English teacher and young adult (YA) author Eric Devine of the Burnt Hills TA finds beauty in getting students to read for pleasure.

Testing and standards, he said, force students to "dissect, analyze, whip and beat the details out of the text. It's not even stories anymore!"

Students, he said, are overscheduled and overmanaged. So he puts YA books in their hands.

"The takeaway from any story is always what can be gained — perspective, historical knowledge, empathy, working through difficult topics or themes," he said.

YA books, he maintains, are great conversation starters for "that kid you can't reach." They are also timely, often gritty, bold, open and unabashed.

For Devine and others, the ultimate goal is to make lifelong readers.

As the saying goes:

The man who does not read has no advantage over the man who cannot read.


  • In six minutes of reading, stress levels begin lowering
  • Reading boosts imagination, creativity and empathy
  • Reading before bed improves the quality of sleep
  • Books encourage responsible citizens

To experience these and other benefits of reading, you first need access to books. NYSUT has distributed hundreds of thousands of books to needy students through its partnership with the nonprofit First Book and our affiliate, the American Federation of Teachers.

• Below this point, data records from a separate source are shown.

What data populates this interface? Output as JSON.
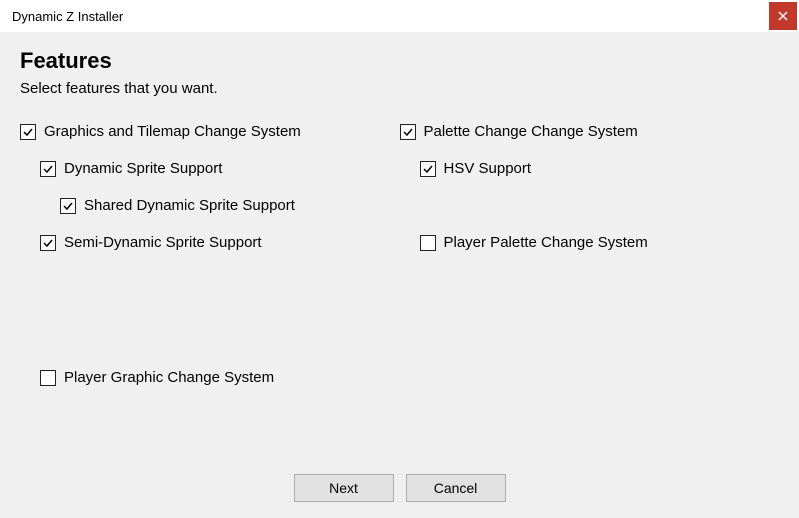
{
  "window": {
    "title": "Dynamic Z Installer"
  },
  "page": {
    "heading": "Features",
    "subheading": "Select features that you want."
  },
  "options": {
    "graphics_tilemap": {
      "label": "Graphics and Tilemap Change System",
      "checked": true
    },
    "dynamic_sprite": {
      "label": "Dynamic Sprite Support",
      "checked": true
    },
    "shared_dynamic_sprite": {
      "label": "Shared Dynamic Sprite Support",
      "checked": true
    },
    "semi_dynamic_sprite": {
      "label": "Semi-Dynamic Sprite Support",
      "checked": true
    },
    "player_graphic_change": {
      "label": "Player Graphic Change System",
      "checked": false
    },
    "palette_change": {
      "label": "Palette Change Change System",
      "checked": true
    },
    "hsv_support": {
      "label": "HSV Support",
      "checked": true
    },
    "player_palette_change": {
      "label": "Player Palette Change System",
      "checked": false
    }
  },
  "buttons": {
    "next": "Next",
    "cancel": "Cancel"
  }
}
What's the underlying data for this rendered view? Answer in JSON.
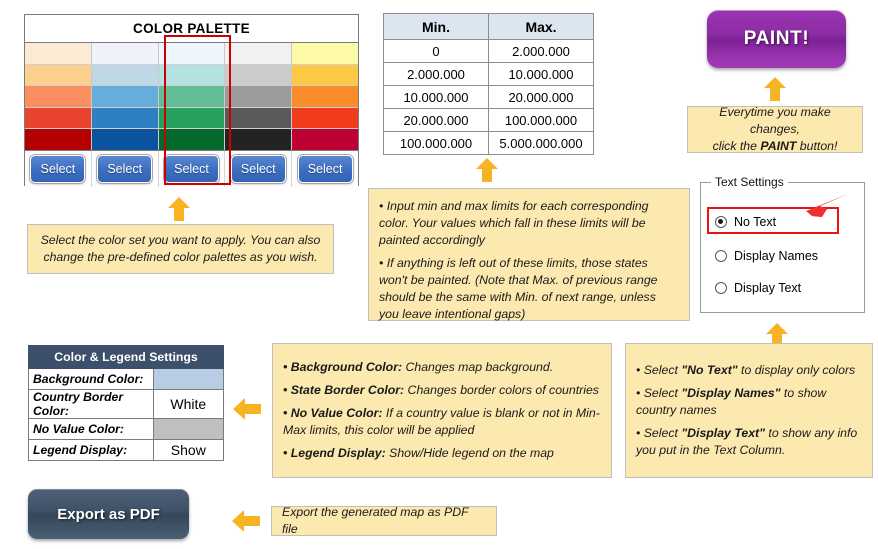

For more information, visit

What's old is new again:

To engage teen readers, English teacher Eric Devine chooses modern young adult books to compare to classic literature:

Romeo and Juliet
The Adventures of Huck Finn
The Scarlett Letter

The Fault in Our Stars
Beautiful Creatures
The Absolutely True Diary of a Part-Time Indian
The Boyfriend List